- **STORED DATA**:
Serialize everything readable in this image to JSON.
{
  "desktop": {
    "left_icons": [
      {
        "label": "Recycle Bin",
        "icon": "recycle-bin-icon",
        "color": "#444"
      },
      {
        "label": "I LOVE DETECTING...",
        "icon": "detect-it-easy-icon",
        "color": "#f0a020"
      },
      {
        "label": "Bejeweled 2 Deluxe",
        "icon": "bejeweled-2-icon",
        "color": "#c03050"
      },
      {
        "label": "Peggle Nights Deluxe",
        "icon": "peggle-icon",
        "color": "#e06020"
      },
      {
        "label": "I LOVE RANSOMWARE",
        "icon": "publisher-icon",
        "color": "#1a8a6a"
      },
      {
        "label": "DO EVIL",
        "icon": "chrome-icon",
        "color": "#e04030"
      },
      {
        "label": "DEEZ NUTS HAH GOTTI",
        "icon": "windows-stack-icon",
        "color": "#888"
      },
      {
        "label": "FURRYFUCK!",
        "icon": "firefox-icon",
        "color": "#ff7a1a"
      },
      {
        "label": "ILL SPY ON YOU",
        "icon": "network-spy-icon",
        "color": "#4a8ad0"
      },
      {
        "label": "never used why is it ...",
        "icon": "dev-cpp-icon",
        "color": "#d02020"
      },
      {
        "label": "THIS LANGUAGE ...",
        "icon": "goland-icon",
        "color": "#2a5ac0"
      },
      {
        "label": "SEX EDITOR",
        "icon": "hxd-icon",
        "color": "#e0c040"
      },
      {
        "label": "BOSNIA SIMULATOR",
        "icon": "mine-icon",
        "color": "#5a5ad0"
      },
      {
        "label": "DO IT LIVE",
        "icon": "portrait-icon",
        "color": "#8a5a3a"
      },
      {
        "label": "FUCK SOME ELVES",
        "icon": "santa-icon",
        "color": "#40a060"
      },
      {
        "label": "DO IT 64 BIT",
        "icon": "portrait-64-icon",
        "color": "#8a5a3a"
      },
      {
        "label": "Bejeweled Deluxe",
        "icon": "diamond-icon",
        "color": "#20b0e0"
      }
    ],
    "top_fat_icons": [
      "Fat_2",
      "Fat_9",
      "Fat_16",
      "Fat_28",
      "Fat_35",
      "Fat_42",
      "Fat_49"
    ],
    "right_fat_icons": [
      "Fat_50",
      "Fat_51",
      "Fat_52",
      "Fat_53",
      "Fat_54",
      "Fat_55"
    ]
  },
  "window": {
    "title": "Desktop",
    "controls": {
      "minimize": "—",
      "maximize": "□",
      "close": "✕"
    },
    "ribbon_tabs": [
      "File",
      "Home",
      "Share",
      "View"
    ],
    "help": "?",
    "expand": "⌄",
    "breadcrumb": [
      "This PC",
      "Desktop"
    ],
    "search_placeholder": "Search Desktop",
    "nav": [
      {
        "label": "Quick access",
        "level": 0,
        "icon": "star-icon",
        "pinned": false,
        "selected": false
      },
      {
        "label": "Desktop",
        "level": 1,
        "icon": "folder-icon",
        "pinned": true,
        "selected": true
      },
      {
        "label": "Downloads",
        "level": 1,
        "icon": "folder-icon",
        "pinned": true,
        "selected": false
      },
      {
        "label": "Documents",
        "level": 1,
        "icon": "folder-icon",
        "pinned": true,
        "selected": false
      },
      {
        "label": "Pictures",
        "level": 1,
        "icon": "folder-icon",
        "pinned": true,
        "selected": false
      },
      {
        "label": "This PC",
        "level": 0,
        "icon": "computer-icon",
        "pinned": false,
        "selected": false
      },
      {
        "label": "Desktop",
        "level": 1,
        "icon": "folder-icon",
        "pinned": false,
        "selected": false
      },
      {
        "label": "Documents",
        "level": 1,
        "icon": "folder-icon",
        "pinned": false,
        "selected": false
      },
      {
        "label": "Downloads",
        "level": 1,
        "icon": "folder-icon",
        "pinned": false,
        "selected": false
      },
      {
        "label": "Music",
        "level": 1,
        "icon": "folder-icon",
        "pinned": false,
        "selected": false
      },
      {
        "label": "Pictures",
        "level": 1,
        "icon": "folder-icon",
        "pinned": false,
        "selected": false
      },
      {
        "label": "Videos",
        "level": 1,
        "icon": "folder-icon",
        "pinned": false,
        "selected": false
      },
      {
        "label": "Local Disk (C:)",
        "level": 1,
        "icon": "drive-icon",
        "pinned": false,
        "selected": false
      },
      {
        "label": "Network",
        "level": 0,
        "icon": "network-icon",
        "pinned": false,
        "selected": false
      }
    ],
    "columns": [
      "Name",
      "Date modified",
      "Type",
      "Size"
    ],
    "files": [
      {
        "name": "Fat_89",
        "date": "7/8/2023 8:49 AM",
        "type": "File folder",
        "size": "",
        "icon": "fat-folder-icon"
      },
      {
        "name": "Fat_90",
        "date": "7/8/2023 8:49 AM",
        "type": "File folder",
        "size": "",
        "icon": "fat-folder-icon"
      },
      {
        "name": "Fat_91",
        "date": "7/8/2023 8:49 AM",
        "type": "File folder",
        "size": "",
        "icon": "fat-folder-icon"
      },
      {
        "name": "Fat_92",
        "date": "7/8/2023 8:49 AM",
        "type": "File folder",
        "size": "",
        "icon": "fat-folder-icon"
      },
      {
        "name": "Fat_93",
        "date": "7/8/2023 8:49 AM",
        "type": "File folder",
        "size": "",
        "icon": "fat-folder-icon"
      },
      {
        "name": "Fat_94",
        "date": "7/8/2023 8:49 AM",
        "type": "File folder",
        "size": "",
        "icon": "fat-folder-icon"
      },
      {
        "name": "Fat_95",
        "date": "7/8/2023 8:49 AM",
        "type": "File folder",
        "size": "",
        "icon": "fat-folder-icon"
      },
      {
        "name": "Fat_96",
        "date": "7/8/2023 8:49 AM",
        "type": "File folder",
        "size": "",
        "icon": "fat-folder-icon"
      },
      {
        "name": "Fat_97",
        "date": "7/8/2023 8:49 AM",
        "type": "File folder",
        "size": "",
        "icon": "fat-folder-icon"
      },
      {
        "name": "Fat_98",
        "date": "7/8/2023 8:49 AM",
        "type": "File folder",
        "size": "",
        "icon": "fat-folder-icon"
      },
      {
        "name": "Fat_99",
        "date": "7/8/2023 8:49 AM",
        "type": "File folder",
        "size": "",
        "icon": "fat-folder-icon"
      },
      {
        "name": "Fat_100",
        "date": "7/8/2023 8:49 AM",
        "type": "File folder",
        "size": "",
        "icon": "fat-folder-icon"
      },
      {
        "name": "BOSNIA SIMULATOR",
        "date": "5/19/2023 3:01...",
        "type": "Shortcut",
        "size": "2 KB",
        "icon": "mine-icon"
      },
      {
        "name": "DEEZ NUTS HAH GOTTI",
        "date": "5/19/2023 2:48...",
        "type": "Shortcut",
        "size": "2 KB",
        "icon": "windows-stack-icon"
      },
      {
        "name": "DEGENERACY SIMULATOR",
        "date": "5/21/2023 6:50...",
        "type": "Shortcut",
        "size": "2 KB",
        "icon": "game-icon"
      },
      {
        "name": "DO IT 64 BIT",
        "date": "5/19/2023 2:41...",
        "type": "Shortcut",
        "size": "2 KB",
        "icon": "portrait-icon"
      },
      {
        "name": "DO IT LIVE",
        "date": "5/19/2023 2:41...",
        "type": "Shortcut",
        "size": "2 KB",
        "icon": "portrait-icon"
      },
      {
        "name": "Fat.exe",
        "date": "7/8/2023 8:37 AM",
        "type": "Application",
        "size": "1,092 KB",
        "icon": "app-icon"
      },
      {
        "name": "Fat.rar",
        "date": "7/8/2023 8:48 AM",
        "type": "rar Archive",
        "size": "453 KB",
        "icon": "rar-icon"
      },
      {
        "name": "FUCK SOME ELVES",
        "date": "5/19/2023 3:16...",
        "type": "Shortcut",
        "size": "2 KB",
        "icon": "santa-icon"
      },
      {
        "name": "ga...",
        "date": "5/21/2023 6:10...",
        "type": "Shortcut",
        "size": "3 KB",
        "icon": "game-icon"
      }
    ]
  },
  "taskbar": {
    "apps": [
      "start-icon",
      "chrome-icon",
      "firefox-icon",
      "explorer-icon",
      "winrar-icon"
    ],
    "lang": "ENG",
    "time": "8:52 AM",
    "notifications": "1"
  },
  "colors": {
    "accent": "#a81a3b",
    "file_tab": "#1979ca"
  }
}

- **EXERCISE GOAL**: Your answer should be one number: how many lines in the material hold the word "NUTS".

- **EXERCISE OUTPUT**: 2